I don’t have to tell you that the current economy makes it difficult for your business to find the cash it needs – you’re living it! A sluggish cash flow cycle forces small business owners look to relatives, savings, and retirement plans – with little to show for it. Banks are not talking to you, and your credit cards are high interest risks. Money is sitting in your A/R (Accounts Receivable), and you need a good plan to speed up your Collections.

Learning how to find cash in your own operation is a MUST in lean times. Look at this “cash flow cycle,” visualizing this cycle for your business, and noticing how each segment can change in size:

Your cash cycle is the total number of days that it takes you to create, sell, and collect. The count indicates how many days your cash is tied up, so this reveals your business liquidity – and current and potential lenders really want to know what about your business liquidity.

Each of these cycle segments is worth its own discussion, but let’s focus on one aspect of one way to accelerate the flow of “cash in.” With some growth, you may consider outsourcing collection of receivables to a fulfillment service, but first, let’s look at what you can do in-house.

Present flawless invoices.

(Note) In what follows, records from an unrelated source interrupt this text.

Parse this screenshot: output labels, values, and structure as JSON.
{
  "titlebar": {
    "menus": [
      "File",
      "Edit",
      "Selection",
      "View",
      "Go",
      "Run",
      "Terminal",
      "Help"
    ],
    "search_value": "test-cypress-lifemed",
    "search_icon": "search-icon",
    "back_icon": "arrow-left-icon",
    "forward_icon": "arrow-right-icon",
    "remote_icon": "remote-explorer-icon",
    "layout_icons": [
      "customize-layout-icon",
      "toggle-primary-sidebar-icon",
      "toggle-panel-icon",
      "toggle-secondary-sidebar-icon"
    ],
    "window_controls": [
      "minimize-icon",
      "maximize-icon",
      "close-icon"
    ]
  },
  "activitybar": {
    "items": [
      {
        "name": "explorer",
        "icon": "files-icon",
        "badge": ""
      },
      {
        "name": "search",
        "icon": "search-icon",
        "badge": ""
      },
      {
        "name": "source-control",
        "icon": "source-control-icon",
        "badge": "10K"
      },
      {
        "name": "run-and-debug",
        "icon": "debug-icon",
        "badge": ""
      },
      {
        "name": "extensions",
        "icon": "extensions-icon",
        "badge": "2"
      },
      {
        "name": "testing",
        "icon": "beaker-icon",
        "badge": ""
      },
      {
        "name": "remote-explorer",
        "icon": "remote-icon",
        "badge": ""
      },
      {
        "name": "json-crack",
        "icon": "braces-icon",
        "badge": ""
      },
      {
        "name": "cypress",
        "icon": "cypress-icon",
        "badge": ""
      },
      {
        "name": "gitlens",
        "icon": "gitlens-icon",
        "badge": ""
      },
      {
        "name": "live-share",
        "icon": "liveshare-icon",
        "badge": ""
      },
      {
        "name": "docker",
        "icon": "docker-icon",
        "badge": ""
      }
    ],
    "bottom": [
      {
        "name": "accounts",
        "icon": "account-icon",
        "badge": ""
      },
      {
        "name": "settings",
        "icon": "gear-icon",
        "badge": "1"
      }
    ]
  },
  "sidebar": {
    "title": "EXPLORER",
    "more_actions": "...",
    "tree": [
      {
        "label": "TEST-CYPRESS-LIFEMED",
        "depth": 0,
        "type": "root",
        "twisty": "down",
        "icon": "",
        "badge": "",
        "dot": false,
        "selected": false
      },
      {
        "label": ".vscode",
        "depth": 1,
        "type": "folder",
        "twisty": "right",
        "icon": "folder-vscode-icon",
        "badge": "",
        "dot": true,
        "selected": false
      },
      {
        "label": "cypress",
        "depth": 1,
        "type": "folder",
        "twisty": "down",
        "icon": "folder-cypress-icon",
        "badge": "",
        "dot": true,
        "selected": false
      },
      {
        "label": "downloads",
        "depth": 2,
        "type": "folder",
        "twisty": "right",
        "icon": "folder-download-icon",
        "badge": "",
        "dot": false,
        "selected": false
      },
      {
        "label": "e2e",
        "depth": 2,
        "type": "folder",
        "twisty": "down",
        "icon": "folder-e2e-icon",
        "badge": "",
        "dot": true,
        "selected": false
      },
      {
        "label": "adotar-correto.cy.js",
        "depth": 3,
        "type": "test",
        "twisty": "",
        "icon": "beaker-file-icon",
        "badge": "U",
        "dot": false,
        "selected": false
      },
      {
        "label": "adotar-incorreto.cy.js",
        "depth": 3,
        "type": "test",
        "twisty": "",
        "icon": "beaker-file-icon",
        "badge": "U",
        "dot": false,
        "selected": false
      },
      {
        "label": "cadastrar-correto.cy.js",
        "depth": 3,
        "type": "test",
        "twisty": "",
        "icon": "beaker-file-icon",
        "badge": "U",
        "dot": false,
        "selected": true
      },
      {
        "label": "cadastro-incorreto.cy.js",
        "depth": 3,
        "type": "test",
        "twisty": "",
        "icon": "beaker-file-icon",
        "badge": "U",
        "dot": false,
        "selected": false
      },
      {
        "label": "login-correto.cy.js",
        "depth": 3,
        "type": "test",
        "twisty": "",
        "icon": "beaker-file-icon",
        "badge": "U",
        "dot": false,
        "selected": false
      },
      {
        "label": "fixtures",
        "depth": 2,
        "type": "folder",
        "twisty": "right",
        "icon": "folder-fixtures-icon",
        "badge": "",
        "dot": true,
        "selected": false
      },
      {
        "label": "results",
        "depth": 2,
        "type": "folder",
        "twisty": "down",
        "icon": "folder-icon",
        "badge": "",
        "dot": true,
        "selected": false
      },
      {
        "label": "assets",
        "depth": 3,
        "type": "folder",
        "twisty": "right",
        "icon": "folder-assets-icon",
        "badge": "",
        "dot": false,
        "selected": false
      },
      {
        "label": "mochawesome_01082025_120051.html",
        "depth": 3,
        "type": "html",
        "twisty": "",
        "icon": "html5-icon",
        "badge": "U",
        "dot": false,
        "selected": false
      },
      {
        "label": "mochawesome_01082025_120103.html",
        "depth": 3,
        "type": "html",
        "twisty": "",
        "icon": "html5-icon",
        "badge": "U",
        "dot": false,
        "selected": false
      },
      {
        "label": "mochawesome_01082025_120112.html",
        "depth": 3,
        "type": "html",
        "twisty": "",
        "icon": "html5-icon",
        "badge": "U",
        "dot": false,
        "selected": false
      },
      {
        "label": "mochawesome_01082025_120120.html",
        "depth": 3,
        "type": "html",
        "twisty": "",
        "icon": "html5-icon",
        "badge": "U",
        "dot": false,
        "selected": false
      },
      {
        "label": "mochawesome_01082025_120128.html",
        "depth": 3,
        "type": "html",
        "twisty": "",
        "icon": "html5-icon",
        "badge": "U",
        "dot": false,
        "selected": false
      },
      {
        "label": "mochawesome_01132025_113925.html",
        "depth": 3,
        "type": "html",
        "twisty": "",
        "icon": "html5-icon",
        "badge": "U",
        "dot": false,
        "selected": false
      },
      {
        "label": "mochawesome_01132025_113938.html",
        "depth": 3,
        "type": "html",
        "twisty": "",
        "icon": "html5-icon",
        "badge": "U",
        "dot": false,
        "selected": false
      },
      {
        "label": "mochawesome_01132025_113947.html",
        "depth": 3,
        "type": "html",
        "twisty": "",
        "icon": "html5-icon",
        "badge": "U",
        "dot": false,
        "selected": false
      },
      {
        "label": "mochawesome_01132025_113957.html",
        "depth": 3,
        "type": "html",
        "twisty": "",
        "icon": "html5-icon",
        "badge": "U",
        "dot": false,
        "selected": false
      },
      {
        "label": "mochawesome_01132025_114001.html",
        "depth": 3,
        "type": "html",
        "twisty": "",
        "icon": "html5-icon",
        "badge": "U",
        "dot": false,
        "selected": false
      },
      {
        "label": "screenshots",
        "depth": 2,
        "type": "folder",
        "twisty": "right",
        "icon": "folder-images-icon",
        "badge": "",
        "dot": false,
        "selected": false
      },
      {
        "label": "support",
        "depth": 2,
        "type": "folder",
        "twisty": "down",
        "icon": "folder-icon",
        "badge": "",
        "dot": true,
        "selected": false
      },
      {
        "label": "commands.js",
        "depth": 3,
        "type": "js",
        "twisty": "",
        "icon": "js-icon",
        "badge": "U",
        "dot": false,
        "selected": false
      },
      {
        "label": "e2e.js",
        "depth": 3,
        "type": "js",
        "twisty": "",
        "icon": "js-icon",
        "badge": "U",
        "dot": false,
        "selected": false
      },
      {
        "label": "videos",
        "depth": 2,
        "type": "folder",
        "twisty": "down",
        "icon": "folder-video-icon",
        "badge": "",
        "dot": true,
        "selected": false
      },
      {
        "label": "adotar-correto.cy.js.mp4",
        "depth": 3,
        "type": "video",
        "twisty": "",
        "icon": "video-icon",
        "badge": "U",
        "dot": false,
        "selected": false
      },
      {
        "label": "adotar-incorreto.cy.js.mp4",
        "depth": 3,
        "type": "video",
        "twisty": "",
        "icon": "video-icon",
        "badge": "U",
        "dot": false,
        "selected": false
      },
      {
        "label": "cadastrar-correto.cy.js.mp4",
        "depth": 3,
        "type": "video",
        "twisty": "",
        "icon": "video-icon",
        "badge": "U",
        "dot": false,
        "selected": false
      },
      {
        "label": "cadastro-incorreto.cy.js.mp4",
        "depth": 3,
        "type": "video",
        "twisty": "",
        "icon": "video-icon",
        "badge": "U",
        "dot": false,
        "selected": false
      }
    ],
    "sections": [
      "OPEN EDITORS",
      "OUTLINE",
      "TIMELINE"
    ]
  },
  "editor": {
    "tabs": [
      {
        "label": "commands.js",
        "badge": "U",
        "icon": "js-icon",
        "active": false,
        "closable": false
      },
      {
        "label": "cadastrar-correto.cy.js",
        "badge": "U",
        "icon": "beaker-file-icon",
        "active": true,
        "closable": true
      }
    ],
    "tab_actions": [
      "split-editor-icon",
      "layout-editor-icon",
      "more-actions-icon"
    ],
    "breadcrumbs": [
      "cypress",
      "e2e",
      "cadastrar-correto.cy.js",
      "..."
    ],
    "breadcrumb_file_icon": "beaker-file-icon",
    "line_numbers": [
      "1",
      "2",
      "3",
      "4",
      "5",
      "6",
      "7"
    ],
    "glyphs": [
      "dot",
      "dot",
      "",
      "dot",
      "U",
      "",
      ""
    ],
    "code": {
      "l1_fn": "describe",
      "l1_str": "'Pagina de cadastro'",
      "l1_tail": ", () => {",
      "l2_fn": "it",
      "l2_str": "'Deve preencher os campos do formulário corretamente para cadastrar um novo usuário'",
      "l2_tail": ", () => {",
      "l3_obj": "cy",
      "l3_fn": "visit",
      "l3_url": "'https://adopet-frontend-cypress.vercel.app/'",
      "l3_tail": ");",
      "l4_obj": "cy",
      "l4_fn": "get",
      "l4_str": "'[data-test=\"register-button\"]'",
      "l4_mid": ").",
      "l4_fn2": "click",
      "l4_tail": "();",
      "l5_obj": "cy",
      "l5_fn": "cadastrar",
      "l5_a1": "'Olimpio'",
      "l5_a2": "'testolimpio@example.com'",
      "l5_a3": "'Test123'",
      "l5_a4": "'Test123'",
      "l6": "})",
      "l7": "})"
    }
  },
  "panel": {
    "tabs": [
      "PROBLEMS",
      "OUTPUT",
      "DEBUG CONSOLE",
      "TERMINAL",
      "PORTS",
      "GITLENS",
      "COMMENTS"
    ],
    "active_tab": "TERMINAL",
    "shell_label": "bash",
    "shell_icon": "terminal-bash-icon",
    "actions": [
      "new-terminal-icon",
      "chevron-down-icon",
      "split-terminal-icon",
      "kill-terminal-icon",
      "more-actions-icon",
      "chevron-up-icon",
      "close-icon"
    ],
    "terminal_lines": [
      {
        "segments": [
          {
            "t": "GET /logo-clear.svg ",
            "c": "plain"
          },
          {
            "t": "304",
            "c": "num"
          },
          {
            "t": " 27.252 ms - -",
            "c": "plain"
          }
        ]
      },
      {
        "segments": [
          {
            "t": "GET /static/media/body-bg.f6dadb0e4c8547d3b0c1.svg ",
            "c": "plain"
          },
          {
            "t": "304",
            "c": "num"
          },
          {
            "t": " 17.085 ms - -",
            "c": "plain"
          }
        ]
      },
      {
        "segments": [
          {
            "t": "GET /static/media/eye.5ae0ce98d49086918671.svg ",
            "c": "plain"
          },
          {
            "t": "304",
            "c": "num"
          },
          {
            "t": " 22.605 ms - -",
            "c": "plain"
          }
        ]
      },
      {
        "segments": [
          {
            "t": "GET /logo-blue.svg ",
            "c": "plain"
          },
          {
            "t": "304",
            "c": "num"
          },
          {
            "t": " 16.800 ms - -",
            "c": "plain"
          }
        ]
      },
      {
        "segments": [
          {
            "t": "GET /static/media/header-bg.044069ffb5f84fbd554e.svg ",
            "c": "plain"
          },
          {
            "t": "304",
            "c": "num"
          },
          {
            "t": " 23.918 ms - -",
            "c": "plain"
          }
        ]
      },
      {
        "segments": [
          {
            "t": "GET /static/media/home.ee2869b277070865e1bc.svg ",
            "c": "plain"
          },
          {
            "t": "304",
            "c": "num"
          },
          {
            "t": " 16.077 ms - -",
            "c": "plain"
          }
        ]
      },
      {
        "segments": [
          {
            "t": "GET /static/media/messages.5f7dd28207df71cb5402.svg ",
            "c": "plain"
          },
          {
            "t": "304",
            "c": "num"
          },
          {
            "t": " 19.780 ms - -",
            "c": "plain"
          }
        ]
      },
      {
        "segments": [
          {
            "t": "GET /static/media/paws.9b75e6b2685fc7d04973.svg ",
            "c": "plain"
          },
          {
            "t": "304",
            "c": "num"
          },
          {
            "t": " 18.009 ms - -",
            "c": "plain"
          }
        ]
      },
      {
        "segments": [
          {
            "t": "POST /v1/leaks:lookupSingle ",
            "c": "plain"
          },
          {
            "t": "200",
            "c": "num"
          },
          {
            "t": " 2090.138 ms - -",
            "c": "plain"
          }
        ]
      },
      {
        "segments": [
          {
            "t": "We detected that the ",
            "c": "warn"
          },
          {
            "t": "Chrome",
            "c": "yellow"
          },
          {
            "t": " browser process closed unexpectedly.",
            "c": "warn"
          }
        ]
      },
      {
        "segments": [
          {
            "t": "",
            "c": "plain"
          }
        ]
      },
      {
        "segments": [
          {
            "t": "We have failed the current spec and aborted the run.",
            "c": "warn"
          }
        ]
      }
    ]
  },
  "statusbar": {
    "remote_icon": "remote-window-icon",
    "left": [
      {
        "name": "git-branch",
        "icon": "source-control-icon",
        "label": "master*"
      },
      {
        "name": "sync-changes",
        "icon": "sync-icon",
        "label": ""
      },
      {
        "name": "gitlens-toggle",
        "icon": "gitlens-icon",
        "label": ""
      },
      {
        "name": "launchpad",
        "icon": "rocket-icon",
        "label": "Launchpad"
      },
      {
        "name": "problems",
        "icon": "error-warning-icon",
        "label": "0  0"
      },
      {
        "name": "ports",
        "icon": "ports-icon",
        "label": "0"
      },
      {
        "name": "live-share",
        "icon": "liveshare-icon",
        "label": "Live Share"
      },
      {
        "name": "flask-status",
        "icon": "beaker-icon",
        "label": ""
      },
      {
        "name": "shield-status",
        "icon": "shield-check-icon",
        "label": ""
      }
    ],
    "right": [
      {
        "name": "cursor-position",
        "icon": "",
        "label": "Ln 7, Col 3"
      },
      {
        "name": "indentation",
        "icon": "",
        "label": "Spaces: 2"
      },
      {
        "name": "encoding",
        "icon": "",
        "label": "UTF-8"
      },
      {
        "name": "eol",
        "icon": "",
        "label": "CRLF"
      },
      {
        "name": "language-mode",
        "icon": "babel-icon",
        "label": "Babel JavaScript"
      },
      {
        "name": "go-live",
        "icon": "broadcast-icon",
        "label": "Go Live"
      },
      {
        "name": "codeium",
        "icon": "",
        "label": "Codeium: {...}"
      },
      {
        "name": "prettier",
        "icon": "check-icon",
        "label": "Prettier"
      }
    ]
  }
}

Design an invoice form and proof them before invoices go out. Be sure they clearly include the following:

  • The business name and correct address for payment
  • A specific invoice number that allows payers to match invoice with order
  • The customer’s purchase order number – where applicable – with brief description of order or service
  • The payment due date and terms and conditions of payment that, might, for example, include early discount or late penalty

Our goal is to maximize the efficiency of payment. Eliminate the back and forth, the calls and the faxes correcting invoices. Get it right the first time, and you will cut down the payment cycle


by Steven Schlagel